### Problem to work on
Only the pictures are to be left out; the listing itself is repeated exactly.
+-------+
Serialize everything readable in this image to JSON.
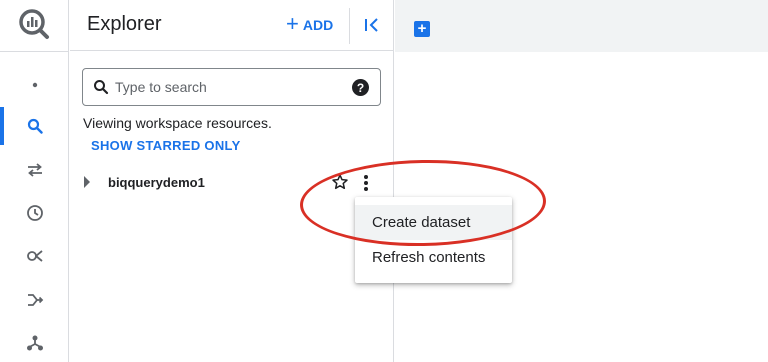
{
  "explorer": {
    "title": "Explorer",
    "add_label": "ADD",
    "search": {
      "placeholder": "Type to search",
      "value": ""
    },
    "help_glyph": "?",
    "viewing_text": "Viewing workspace resources.",
    "show_starred_label": "SHOW STARRED ONLY",
    "projects": [
      {
        "name": "biqquerydemo1"
      }
    ]
  },
  "context_menu": {
    "items": [
      {
        "label": "Create dataset"
      },
      {
        "label": "Refresh contents"
      }
    ]
  },
  "rail": {
    "items": [
      {
        "icon": "dot-icon"
      },
      {
        "icon": "search-icon",
        "active": true
      },
      {
        "icon": "transfers-icon"
      },
      {
        "icon": "history-icon"
      },
      {
        "icon": "analytics-hub-icon"
      },
      {
        "icon": "dataflow-icon"
      },
      {
        "icon": "connections-icon"
      }
    ]
  },
  "tabs": {
    "new_tab_glyph": "+"
  },
  "colors": {
    "accent": "#1a73e8",
    "annotation": "#d93025",
    "divider": "#dadce0",
    "tabbar_bg": "#f1f3f4"
  }
}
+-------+
### Your solution
Serialize everything readable in this image to JSON.
{
  "explorer": {
    "title": "Explorer",
    "add_label": "ADD",
    "search": {
      "placeholder": "Type to search",
      "value": ""
    },
    "help_glyph": "?",
    "viewing_text": "Viewing workspace resources.",
    "show_starred_label": "SHOW STARRED ONLY",
    "projects": [
      {
        "name": "biqquerydemo1"
      }
    ]
  },
  "context_menu": {
    "items": [
      {
        "label": "Create dataset"
      },
      {
        "label": "Refresh contents"
      }
    ]
  },
  "rail": {
    "items": [
      {
        "icon": "dot-icon"
      },
      {
        "icon": "search-icon",
        "active": true
      },
      {
        "icon": "transfers-icon"
      },
      {
        "icon": "history-icon"
      },
      {
        "icon": "analytics-hub-icon"
      },
      {
        "icon": "dataflow-icon"
      },
      {
        "icon": "connections-icon"
      }
    ]
  },
  "tabs": {
    "new_tab_glyph": "+"
  },
  "colors": {
    "accent": "#1a73e8",
    "annotation": "#d93025",
    "divider": "#dadce0",
    "tabbar_bg": "#f1f3f4"
  }
}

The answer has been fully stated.